“The big buck made his way into the sunlight, making his rack look even bigger.. It took all I had to calm myself and put the cross hairs on him. I shot and when the smoke cleared, he had ducked behind some cedar trees.
“I thought I made a good shot but you can never tell with black powder rifles. I waited about 40 minutes and slipped down to where I shot. I couldn’t find any hair or other signs of a good hit so I eased back to the stand to wait longer. I kept thinking maybe I had jerked the shot and missed completely.
“Another 30 minutes went by and I made my way back towards where I looked the first time. As I got closer to where he was standing when I made the shot, I heard something to my left not 20 yards away. I could see the brush moving and I moved for a closer look.
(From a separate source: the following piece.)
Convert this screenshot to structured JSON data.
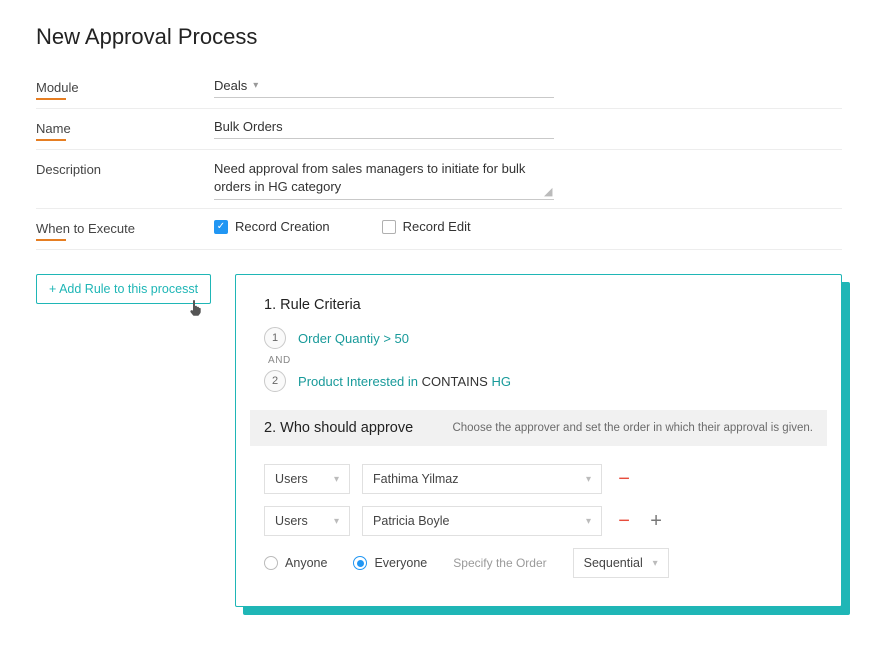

“I could see him laying down. Not knowing where he was originally hit and given the brush moving, I elected to use a follow-up shot to be safe. That shot did the trick and I recovered the deer. My first shot ended up being perfect. I honestly think a coyote had already located him and was making a quick exit when I walked down there the second time.”
Here are some more success stories from Oklahoma deer hunters during the blackpowder season.
Greg Reiter, formerly of Enid but now living in Bentonville, Ark., and his daughter, Tayler, 11, were hunting near Enid on the last day of muzzleloader season when this big buck came out in front of them chasing does.
“Tayler was able to get him to stop with a grunt call and I shot him at 200 yards,” Reiter said. “The big 12-point field dressed at 220 pounds and had a gross score of 169½. This was our biggest deer to harvest and provided us with an unforgettable father and daughter experience.”
They donated the meat to the Hunters Against Hunger program.